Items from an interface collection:
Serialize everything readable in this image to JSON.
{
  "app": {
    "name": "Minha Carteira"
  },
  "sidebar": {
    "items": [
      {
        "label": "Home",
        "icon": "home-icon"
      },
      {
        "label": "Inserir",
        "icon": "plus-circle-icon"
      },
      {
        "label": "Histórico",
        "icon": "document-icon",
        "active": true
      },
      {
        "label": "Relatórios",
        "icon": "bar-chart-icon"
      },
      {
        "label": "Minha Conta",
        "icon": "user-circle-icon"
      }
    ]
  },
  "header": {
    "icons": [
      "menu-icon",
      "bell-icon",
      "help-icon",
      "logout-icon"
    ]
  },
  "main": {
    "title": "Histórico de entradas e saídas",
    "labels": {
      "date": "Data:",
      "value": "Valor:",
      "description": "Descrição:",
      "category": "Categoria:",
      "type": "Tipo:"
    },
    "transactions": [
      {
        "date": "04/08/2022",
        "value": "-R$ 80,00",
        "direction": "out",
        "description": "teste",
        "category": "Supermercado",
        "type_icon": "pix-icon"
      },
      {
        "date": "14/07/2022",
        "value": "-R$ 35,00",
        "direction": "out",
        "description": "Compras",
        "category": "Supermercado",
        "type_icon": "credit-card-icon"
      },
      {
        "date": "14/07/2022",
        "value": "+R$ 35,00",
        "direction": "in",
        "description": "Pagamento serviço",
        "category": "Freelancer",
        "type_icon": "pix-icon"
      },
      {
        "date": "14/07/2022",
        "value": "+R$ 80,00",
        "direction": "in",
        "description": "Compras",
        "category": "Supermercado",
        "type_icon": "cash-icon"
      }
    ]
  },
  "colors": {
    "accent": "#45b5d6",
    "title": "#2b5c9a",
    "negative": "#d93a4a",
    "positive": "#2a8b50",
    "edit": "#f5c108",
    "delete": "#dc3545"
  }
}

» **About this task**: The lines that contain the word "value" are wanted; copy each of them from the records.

» **Solution to this exercise**:
      "value": "Valor:",
        "value": "-R$ 80,00",
        "value": "-R$ 35,00",
        "value": "+R$ 35,00",
        "value": "+R$ 80,00",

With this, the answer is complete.